Nicola Sturgeon has indicated her discomfort at dealing with the sexual harassment allegations made against Alex Salmond as she denied being aware of complaints being swept under the carpet.
At First Minister's Questions, Ms Sturgeon was asked about last week's reports suggesting that a harassment claim against Mr Salmond was first investigated five years ago.
It was reported that Mr Salmond apologised to the female complainant for a “misunderstanding” following the incident at Bute House in 2013. According to reports, the woman accepted the apology and no action was taken against the then First Minister.
Earlier this year, civil servants ordered another investigation into the incident along with a complaint from another woman. The fresh investigation came on the back of a review of Scottish Government policies in the wake of the Harvey Weinstein scandal.
The Scottish Government has said there were “no recorded complaints” against Mr Salmond before January this year.
At Holyrood, Ms Sturgeon said the new “Fairness at Work” procedure was introduced to prevent harassment claims being swept under the carpet.
Mr Salmond was not mentioned by name at First Minister's Questions, but Labour's Rhoda Grant asked Ms Sturgeon about “press reports that some historic complaints were not recorded and not dealt with appropriately or taken seriously”.
The Labour MSP added that “if this is indeed the case perpetrators may have gone without challenge” before asking if Ms Sturgeon was aware of such cases.
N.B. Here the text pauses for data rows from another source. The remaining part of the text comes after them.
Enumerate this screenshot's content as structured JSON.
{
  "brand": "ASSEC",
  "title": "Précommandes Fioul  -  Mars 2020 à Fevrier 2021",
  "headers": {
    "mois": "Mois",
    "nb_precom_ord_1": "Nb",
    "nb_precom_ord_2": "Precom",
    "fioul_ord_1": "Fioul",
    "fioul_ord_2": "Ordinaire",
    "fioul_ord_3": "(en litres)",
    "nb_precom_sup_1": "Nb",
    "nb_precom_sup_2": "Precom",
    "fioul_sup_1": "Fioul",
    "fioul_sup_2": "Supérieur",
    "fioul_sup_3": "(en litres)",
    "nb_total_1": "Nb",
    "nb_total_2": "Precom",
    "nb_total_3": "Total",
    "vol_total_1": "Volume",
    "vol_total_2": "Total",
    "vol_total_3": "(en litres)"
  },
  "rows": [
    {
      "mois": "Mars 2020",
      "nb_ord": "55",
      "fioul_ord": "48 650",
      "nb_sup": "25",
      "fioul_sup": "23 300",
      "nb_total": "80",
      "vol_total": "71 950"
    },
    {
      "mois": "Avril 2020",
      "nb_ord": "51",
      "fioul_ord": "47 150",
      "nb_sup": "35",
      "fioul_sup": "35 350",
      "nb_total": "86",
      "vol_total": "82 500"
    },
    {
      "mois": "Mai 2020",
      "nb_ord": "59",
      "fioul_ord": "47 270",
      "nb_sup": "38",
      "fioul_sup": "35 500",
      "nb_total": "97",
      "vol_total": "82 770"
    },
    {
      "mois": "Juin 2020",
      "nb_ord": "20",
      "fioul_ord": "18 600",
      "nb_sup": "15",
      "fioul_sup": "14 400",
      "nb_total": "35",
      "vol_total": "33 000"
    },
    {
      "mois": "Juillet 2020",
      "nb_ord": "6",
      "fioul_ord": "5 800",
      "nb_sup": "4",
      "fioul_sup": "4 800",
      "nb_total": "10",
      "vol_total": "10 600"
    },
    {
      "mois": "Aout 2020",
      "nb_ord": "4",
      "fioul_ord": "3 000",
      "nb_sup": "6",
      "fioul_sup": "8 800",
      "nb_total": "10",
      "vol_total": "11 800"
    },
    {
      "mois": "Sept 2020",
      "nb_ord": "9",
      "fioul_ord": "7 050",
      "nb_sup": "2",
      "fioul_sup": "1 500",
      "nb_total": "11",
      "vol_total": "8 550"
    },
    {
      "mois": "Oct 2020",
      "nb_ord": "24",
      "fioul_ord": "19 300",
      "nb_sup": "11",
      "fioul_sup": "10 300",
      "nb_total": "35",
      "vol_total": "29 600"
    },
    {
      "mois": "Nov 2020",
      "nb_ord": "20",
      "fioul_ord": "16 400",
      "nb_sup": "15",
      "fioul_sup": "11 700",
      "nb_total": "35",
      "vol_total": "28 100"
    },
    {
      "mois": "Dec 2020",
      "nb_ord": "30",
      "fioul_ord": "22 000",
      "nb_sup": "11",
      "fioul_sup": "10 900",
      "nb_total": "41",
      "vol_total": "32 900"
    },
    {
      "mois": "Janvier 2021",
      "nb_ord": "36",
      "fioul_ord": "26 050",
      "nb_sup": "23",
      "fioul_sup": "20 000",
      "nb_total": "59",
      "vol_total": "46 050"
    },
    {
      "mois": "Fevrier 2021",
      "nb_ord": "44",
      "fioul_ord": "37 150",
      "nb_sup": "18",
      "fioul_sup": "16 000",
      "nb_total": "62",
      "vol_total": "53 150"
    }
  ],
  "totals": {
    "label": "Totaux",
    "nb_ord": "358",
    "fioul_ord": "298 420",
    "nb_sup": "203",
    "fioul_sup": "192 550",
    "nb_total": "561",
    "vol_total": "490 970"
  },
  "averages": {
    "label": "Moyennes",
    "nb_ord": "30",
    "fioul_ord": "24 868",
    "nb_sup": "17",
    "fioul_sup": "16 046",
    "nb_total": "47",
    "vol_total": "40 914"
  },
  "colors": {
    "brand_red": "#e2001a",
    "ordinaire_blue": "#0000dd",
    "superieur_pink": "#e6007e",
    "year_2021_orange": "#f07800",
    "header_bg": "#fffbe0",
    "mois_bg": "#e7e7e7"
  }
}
“No,” replied the First Minister. “I am not aware of any complaint having been swept under the carpet. Let me be very clear as First Minister I would not tolerate that being the case. Indeed it is because I believe and believe so strongly that complaints shouldn't be swept under the carpet that I signed off the new procedure in December.
“I am very clear and have been consistently clear, as has the Permanent Secretary of the Scottish Government, that when complaints are raised they should be properly investigated no matter the seniority or the political affiliation of the person being complained about. What is important in all cases is that there is due process applied.”
Shona Robison of the SNP then asked Ms Sturgeon to condemn the “utterly disgraceful” behaviour of Donald Trump and US senators for effectively putting a woman, who claimed to be an abuse victim, “on trial”.
Ms Sturgeon said she was “horrified” by events on the other side of the Atlantic.
Ms Sturgeon went on to draw a comparison with the challenges she faces as a result of the claims against Mr Salmond.
She said: “I think in this area, leadership is very important and these issues are not always comfortable. I perhaps know that more than most at this point.
“But it is at times when things are not comfortable that leaders are tested about whether their rhetoric is just that or whether they are prepared to put that into action. I think it is really important that when people come forward with complaints they are not put on trial but there is due process for all concerned.”